The pick of the engine range is the lower-powered 148bhp 2.2 diesel. It pulls hard from 1500rpm and keeps on going all the way to the redline, so it doesn't require you to change gear too often. The more expensive 173bhp version feels that bit stronger at the top of the rev range, but unless you’ve got it packed to the brim with people and luggage, there’s very little discernible difference.
We’d avoid the 2.0-litre petrol. Enthusiasts might assume this engine, with its 158bhp arriving at a peaky 6000rpm, would be rewarding, but it feels wheezy and gutless through the mid-range and therefore not suited to an SUV. Ultimately, the superior low-rev shove of the diesels makes them more relaxing and easier to drive.
The standard six-speed manual has a precise, satisfying action, while the optional automatic unit is swift and smooth to change so long as you don't make too many demands of it.
Mazda CX-5 ride comfort
To drive, the CX-5 is competent, secure and comfortable for the most part, its suspension settings conferring a gentle, compliant ride when the road surface is good. And unlike the 5008 or Kodiaq, the Mazda demonstrates impressive body control over sudden crests and compressions; a characteristic that anyone prone to car sickness will be particularly grateful for.
Around town the ride is a little more unsettled, with larger 19in wheels not helping matters. That said, the ride is never uncomfortable - it’s something you’ll be aware of, rather than annoyed by.
Mazda CX-5 handling
A soft set-up also does little to dampen the CX-5’s dynamics. Turn in to a quick corner and the car exhibits more body lean than you’d experience in say, a Seat Ateca, but once settled the well-judged steering gives you the confidence to place the car exactly where you want it. Combined with new G-Vectoring Control (GVC) - a system which shuffles power around to help improve cornering – the CX-5 conceals its size and height surprisingly well.
That said, the CX-5 still falls short when it comes to outright fun. It is capable of generating serious amounts of grip, but for those that enjoy driving quickly the Seat Ateca, with its exceptional balance and more accurate steering, is the more rewarding package.
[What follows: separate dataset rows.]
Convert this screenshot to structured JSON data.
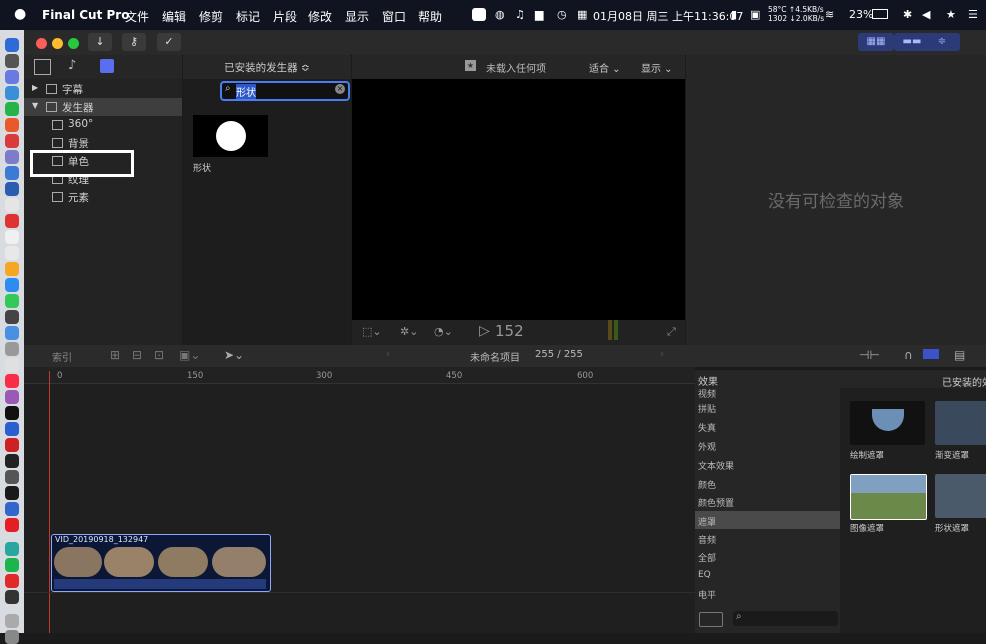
{
  "menubar": {
    "app_name": "Final Cut Pro",
    "items": [
      "文件",
      "编辑",
      "修剪",
      "标记",
      "片段",
      "修改",
      "显示",
      "窗口",
      "帮助"
    ],
    "datetime": "01月08日 周三 上午11:36:07",
    "cpu_temp": "58°C",
    "cpu_rpm": "1302",
    "net_up": "↑4.5KB/s",
    "net_down": "↓2.0KB/s",
    "battery": "23%"
  },
  "library": {
    "items": [
      {
        "label": "字幕",
        "level": 0,
        "expanded": false
      },
      {
        "label": "发生器",
        "level": 0,
        "expanded": true,
        "selected": true
      },
      {
        "label": "360°",
        "level": 1
      },
      {
        "label": "背景",
        "level": 1
      },
      {
        "label": "单色",
        "level": 1,
        "highlighted": true
      },
      {
        "label": "纹理",
        "level": 1
      },
      {
        "label": "元素",
        "level": 1
      }
    ]
  },
  "browser": {
    "title": "已安装的发生器 ≎",
    "search_value": "形状",
    "result_label": "形状"
  },
  "viewer": {
    "status": "未载入任何项",
    "fit_label": "适合 ⌄",
    "display_label": "显示 ⌄",
    "frame_count": "152"
  },
  "inspector": {
    "empty_message": "没有可检查的对象"
  },
  "timeline": {
    "index_label": "索引",
    "project_name": "未命名项目",
    "duration": "255 / 255",
    "ruler": [
      "0",
      "150",
      "300",
      "450",
      "600"
    ],
    "clip_name": "VID_20190918_132947"
  },
  "effects": {
    "header": "效果",
    "categories": [
      "视频",
      "拼贴",
      "失真",
      "外观",
      "文本效果",
      "颜色",
      "颜色预置",
      "遮罩",
      "音频",
      "全部",
      "EQ",
      "电平"
    ],
    "selected_category": "遮罩",
    "installed_title": "已安装的效",
    "thumbs": [
      {
        "label": "绘制遮罩"
      },
      {
        "label": "渐变遮罩"
      },
      {
        "label": "图像遮罩"
      },
      {
        "label": "形状遮罩"
      }
    ]
  },
  "colors": {
    "accent": "#4f6bf5",
    "highlight_box": "#ffffff",
    "clip_border": "#8fa8ff"
  }
}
Mazda CX-5 refinement
At higher speeds, the previous CX-5 suffered from an excess of wind and road noise, making it tiring to hold conversation on longer motorway journeys. In the new car there are no such problems.
Thanks to new sound deadening measures such as a thicker windscreen, tighter door gaps and better streamlining, the new CX-5 is noticeably quieter than the model it replaces. Engine rumble is well repressed, wind noise around the windscreen is minimal and even on larger 19in wheels road noise is no worse than you’d find in a similarly specced Skoda Kodiaq or Peugeot 5008.
Enthusiasts might assume this engine, with its 158bhp arriving at a peaky 6000rpm, would be rewarding, but it feels wheezy and gutless through the mid-range and therefore not suited to an SUV. As a result, we'd stick with the gruntier diesels.
Our pick 2.2 Skyactiv-D 150
This diesel is our favourite engine in the range. It pulls hard from low revs and keeps on going all the way to the redline, so you don’t have to change gear too often. It’s also smooth and refined, and offers the best fuel economy and CO2 figures of any CX-5 engine. It’s available in every trim level, and can be combined with a manual or automatic gearbox, and with two or four-wheel drive.